Frances Beinecke, President of the Washington-based Natural Resources Defense Council (NRDC), which has led the charge against Keystone, applauded the Senate decision and called on Obama to reject promised efforts to shove it through under the next Senate.
“The bill would have turned Congress into a permitting authority, overriding environmental law, and giving a green light to a pipeline project that would worsen climate change and threaten water quality,” said Beinecke in a statement.
“The Senate did the right thing to reject the misguided bill, and now the president should do the right thing and reject the pipeline,” she said.
The politics will roll on despite new hope
The pipeline project has pitted Republicans and other supporters – who say it will create much-needed jobs – against many Democrats and environmentalists who warn the pipeline will add to carbon emissions and contribute to global warming.
Republicans maintained their majority in the House and gained control of the US Senate during mid-term elections on 4 November. The new Congress will be officially seated in early January.
The bill failed to pass despite all 45 current Republican senators as well as 14 Democrats voting in favor, American media breakdowns of the vote indicate.
The bill passed easily in the House last week with a 252-161 vote, but it was not the first time the chamber had voted to approve the project.
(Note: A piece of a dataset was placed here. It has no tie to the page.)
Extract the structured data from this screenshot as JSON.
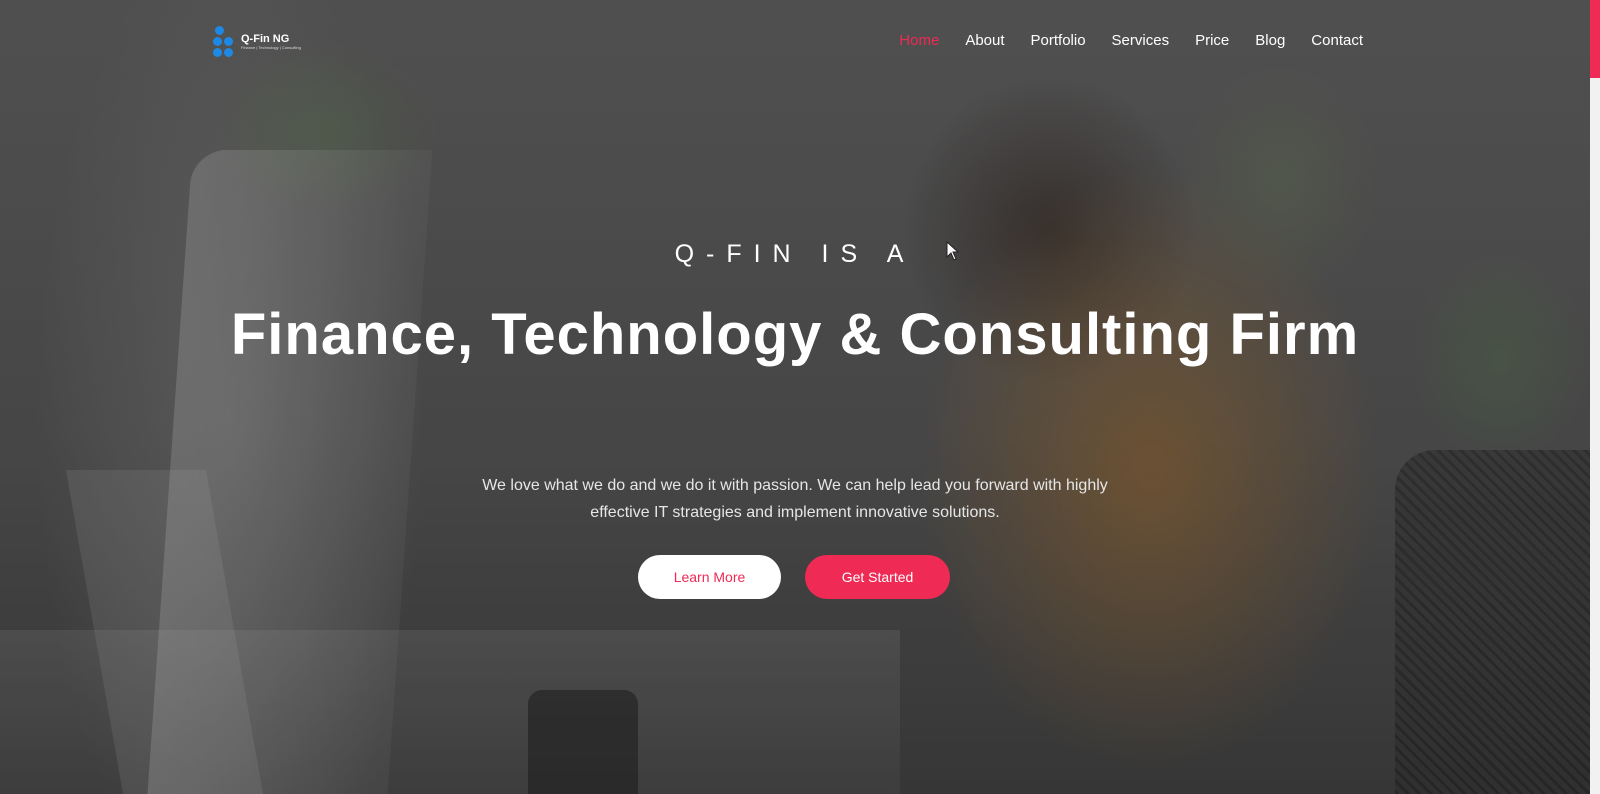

A US State Department environmental review of Keystone XL concluded in February that it would likely have little effect on carbon emissions, but much peer-reviewed research has indicated the State Department low-balls emissions that would come of the project, said the Los Angeles Times.
The final recommendation by the State Departments – which is involved because the pipeline crosses international borders – was delayed amid a court battle over the project in Nebraska.
Louisiana politics getting down and dirty over XL
The bill is sponsored by Louisiana House Representative Bill Cassidy, who is vying for incumbent Louisiana Senator Mary Landrieu’s seat in a heated run-off election to be held in the state on December 6.
Landrieu, a Democrat, has broken party ranks to support the bill and successfully pushed the Senate to hold the vote on Tuesday in a cow-towing play to Louisiana Republicans who see a jobs miracle in the pipeline.
According to Louisiana media, Landrieu’s gamble on the certainty Keystone’s passage may well backfire on her in the December polls.